Since September 2015, hundreds of Arab Palestinians from Israel have joined the massive number of volunteers who have flocked to Greece from all around the world to assist the refugees from Syria, Iraq, Afghanistan and other countries. Interviews conducted after their return open up a window into a unique humanitarian engagement in which ordinary people who have been living through a protracted political crisis of their own responded to a crisis that has befallen others. In her public lecture, Michal Givoni will show how this humanitarian engagement and the solidarity of shared precariousness it has embodied challenges the premises of Western humanitarianism but also complicates the picture that studies on “other humanitarianisms” from beyond the Western and universalist frame have tried to sketch. Her main focus will be on the empathy these Palestinian volunteers have practiced in their encounters with the refugees and on its affective and political outcomes. She argues that empathy – the principle humanitarian good that has been transferred from the helpers to the refugees – has prompted an altruism of small differences in which affinity between helpers and crisis-affected people was both confirmed and consistently qualified. Based on the capacity of empathy to invigorate the other’s pain but also the vulnerability of the empathizer, Michal Givoni suggests that it is empathy, rather than preexisting communitarian bonds, that poses a greater challenge to the humanitarian ethics as we know it and may turn out to provide a promising avenue for addressing some of its shortcomings.

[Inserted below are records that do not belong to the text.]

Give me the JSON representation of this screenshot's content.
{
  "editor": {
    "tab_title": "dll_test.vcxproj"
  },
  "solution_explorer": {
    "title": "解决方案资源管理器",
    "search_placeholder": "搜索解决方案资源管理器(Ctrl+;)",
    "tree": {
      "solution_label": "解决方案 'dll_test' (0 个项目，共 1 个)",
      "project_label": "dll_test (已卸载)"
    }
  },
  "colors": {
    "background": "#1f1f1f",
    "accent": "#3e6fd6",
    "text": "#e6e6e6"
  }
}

Nov 22, 2018 | 06:00 PM - 08:00 PM
Freie Universität Berlin
Rost- und Silberlaube
Habelschwerdter Allee 45